Last week’s despicable act of terrorism that killed five Israeli tourists in Burgas, Bulgaria was rightly condemned by the international community. What was missing in the media, however, was the labeling of the attacker as a “terrorist.”  For as long as I can remember there have been liberal media outlets that substitute the word “terrorist” with “militant” — even though the two terms are neither equivalent nor synonymous. I sometimes have attributed these word substitutions to an editorial naivety about being “objective” when it comes to the Arab-Israeli conflict, but more often than not it can be attributed to an anti-Israel bias. So last week’s coverage was, in reality, no different from what I expected. The issue this time is that, due to recent Israeli actions, I am now hamstrung in my efforts to counter this media bias.
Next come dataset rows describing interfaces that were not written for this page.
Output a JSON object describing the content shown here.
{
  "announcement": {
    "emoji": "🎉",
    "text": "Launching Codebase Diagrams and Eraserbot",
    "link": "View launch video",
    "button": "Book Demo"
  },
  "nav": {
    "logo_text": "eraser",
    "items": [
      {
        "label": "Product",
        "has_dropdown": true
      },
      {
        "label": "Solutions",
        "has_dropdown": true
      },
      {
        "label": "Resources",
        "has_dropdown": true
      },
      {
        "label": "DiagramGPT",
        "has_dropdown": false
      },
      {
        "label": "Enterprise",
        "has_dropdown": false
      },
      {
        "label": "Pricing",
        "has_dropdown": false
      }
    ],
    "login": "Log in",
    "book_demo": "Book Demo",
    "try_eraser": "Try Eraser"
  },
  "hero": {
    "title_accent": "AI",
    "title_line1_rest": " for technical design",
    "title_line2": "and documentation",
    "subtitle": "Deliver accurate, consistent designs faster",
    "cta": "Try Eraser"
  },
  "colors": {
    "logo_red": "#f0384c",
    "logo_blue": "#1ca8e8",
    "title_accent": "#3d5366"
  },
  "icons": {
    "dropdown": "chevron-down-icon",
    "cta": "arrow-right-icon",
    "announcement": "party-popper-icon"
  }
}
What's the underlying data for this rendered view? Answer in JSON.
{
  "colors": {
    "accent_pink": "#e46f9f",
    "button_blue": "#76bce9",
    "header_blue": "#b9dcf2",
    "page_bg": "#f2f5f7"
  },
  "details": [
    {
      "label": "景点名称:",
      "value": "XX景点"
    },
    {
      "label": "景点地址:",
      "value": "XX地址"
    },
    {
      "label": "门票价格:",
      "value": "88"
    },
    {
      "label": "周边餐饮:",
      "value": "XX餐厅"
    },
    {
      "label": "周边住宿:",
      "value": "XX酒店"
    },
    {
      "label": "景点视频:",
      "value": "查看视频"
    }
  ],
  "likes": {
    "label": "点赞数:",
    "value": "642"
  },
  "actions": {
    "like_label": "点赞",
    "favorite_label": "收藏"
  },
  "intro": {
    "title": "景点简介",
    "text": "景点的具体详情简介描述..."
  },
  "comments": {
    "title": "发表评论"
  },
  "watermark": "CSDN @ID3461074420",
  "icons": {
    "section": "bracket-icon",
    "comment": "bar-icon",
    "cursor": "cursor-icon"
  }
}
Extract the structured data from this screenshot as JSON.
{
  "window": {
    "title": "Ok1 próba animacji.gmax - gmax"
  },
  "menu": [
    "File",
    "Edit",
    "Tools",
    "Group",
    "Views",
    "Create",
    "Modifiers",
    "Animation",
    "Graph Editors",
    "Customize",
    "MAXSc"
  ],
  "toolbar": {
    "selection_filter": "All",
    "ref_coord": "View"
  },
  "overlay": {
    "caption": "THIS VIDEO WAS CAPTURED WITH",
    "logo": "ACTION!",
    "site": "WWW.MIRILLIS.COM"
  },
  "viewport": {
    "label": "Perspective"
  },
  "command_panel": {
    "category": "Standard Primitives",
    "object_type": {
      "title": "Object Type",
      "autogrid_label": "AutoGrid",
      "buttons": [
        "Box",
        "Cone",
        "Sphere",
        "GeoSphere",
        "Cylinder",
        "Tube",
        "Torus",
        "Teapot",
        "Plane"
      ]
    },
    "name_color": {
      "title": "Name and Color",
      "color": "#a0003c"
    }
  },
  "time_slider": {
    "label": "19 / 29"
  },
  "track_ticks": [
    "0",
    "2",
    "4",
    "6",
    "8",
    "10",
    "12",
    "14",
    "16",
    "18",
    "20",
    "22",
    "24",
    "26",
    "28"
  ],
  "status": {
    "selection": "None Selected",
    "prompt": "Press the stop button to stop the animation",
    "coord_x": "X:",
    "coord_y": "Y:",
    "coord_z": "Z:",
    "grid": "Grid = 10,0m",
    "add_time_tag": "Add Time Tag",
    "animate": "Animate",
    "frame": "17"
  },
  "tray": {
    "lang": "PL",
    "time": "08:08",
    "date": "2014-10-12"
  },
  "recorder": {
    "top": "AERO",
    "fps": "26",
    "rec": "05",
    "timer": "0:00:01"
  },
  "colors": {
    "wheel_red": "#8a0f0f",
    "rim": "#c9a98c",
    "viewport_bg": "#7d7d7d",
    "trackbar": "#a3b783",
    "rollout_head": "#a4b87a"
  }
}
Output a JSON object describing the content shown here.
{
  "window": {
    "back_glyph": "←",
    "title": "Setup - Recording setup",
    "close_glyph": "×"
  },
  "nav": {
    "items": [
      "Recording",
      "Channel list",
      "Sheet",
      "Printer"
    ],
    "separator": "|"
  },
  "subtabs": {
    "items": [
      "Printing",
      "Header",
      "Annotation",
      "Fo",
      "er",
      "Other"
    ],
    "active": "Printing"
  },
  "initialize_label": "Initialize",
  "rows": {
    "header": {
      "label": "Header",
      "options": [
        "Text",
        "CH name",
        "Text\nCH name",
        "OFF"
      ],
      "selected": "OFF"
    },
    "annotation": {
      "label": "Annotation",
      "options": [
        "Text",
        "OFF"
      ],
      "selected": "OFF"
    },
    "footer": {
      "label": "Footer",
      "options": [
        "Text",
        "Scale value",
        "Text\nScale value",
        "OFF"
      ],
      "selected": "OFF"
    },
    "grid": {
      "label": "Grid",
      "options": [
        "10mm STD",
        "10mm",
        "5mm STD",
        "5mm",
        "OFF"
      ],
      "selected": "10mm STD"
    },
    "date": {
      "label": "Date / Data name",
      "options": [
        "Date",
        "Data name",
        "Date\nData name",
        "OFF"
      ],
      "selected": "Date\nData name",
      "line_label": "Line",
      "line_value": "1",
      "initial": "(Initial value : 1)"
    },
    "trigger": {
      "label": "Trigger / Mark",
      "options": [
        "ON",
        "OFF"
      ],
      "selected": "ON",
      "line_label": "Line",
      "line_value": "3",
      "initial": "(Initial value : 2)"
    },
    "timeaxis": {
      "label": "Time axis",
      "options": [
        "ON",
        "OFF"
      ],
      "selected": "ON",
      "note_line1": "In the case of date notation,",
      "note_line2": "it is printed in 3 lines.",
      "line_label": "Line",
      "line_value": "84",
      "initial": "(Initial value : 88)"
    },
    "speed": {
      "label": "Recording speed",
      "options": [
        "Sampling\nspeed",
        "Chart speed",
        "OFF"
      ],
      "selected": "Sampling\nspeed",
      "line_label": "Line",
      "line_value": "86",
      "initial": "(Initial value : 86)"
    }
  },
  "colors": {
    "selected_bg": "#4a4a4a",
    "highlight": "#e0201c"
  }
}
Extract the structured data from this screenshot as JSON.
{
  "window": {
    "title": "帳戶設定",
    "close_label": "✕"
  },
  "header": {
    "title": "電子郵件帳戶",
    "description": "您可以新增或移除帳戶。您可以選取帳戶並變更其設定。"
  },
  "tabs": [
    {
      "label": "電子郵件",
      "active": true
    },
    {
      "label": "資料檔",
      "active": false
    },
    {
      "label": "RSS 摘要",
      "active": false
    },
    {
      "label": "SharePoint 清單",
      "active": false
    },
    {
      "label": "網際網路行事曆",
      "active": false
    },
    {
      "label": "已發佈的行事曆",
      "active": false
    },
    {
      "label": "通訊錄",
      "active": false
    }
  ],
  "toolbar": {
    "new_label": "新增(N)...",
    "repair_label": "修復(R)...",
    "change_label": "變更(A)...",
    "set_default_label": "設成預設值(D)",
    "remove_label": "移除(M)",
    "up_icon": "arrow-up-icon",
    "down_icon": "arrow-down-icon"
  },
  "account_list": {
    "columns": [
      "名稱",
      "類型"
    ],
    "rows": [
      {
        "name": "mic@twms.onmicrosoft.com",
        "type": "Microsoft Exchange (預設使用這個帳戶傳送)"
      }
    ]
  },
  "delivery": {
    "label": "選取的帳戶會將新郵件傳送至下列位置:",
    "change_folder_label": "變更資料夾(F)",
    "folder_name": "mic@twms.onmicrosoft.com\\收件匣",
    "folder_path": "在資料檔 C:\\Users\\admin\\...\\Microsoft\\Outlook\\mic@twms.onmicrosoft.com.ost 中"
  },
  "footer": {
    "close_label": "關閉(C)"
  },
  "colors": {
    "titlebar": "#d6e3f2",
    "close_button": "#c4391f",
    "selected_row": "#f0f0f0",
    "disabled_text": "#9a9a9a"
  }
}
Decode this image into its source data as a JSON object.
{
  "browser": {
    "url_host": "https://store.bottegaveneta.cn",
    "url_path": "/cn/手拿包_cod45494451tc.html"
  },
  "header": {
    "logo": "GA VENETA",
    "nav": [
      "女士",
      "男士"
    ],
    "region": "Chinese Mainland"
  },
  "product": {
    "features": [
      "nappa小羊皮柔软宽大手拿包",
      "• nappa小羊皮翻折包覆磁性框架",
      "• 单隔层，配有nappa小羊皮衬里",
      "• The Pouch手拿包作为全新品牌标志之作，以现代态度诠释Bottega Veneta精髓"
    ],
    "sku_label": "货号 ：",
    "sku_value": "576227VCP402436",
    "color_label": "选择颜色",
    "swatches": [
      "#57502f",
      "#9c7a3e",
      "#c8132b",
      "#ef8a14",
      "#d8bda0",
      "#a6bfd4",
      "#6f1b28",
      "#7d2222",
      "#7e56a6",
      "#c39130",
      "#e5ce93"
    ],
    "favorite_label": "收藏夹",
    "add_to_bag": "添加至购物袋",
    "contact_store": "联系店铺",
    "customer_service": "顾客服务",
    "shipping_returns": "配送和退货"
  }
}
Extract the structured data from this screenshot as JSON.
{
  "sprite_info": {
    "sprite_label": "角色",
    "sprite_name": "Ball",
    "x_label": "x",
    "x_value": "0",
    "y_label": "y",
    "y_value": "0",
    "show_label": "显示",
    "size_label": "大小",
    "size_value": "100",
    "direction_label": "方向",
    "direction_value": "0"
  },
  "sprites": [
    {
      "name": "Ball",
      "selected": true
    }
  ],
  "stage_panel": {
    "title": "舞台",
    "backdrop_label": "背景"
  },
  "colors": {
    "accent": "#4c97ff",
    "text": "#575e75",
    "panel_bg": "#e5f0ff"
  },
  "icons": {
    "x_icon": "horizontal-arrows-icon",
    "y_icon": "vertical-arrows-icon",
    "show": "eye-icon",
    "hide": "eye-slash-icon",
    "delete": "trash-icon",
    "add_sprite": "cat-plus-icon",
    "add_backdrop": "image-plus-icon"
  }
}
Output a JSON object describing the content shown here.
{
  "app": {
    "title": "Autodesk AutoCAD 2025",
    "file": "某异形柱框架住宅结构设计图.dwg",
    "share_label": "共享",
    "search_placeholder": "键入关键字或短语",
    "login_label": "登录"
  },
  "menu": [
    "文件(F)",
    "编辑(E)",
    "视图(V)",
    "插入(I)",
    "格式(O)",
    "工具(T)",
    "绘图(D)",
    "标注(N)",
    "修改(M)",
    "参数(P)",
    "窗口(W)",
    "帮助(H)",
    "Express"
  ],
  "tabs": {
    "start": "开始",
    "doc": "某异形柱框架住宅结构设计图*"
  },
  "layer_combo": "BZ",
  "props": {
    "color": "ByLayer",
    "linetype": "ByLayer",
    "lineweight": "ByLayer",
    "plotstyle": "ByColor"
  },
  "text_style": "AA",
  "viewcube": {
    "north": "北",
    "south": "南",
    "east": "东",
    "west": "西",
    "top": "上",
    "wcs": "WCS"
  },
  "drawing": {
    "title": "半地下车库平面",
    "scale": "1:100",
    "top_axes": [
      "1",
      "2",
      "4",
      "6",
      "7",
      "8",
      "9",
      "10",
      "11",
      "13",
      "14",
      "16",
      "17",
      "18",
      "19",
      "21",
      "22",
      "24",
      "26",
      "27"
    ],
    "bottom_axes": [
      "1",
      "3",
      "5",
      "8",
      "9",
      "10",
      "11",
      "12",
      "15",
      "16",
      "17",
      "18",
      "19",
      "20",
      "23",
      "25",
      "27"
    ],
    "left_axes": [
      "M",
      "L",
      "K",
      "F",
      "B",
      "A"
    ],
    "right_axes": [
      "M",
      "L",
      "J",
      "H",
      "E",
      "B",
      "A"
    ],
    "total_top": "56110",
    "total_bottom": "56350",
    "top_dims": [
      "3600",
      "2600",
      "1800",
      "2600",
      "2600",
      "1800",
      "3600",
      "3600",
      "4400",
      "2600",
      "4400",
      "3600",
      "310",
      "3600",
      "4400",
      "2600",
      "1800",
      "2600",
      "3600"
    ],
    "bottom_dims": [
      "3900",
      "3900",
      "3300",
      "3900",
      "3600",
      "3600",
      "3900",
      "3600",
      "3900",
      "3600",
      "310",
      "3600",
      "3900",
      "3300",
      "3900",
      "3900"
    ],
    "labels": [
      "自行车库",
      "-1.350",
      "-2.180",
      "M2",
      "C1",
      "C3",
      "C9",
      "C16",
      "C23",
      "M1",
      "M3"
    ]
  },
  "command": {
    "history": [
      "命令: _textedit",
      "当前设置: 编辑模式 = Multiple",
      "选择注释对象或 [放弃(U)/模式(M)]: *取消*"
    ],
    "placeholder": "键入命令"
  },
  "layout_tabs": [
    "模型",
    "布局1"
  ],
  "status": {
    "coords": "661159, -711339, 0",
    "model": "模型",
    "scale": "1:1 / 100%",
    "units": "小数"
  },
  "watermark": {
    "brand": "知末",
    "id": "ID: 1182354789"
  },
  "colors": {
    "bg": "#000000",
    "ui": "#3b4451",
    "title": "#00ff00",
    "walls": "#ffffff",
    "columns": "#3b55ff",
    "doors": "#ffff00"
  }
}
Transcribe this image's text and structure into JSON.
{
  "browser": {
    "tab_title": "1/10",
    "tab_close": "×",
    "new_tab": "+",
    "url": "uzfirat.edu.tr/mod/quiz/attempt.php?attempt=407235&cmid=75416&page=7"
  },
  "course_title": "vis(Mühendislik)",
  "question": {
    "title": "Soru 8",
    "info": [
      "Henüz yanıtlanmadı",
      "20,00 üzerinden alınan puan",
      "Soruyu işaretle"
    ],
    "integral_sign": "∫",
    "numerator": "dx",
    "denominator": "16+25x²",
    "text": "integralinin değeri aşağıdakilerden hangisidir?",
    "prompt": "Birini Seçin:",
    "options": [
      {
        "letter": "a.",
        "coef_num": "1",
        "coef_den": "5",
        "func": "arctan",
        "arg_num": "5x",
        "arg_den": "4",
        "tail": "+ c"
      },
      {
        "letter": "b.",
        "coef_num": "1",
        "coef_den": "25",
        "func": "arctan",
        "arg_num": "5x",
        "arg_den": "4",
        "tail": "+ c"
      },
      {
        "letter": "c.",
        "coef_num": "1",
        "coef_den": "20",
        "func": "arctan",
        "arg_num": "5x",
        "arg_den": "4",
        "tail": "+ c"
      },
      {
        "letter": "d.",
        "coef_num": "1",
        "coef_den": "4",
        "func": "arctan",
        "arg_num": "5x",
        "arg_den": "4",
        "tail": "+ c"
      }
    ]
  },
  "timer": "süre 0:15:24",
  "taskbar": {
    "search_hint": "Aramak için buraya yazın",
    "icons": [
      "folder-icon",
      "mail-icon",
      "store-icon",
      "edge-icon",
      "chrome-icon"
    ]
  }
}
Israel’s alleged decision to murder Iranian nuclear scientists (and, reportedly, its dealings with the terrorist group Jundallah) has made it more difficult for advocates of Israel to show a clear distinction between legitimate military operations and terrorism. If terrorism is defined as the intentional targeting of enemy civilians, and Israel indeed killed Iranian scientists, then either Israel has unwisely expanded the concept of what constitutes a legitimate military target. Either way, this does not bode well for Israel.

As for the Iranian scientists, one might argue that once they were recruited to work on a militarized project for the government of Iran they became part of Iran’s military apparatus — legitimate targets for assassination, especially given the stakes involved and Israel’s lack of other options. This argument sounds reasonable at first blush, but upon further review it sounds eerily familiar to the arguments set forth by Hamas (and formerly the PLO) when committing acts of terrorism against Israelis. Their arguments have always been that Israel is a militarized society in which nearly everyone is conscripted into the IDF with reserve duty commitments later in life to prepare them for potential war. Thus, there are, in effect, no Israeli civilians. They also always argue that given the high stakes involved — the plight of the Palestinians — and the lack of military options against the mighty Israeli army, they have no other choice when choosing their targets.

If Israel took the step of murdering Iranian scientists, it unwittingly gave legitimacy to the past and future conduct of its enemies. It furthermore blurred the definition of terms that are highly important to Israel’s public image on the world stage and to the retention of the moral high ground.  This is all beside the fact that, strategically speaking, the Iranian assassinations did nothing to deter Iranians from pursuing their nuclear aims (reports state approximately 1,300 Iranian university students applied to switch their majors to the field of nuclear sciences following the assassinations).

We mourn the innocent lives taken from us last week in Burgas. We fight to carry on their memory by ridding the world of the scourge of terrorism. This fight may have been made harder by the alleged actions of Likud and Bibi Netanyahu.

About the Author
Nicholas Saidel is Associate Director of the Institute for Strategic Threat Analysis & Response (ISTAR) at the University of Pennsylvania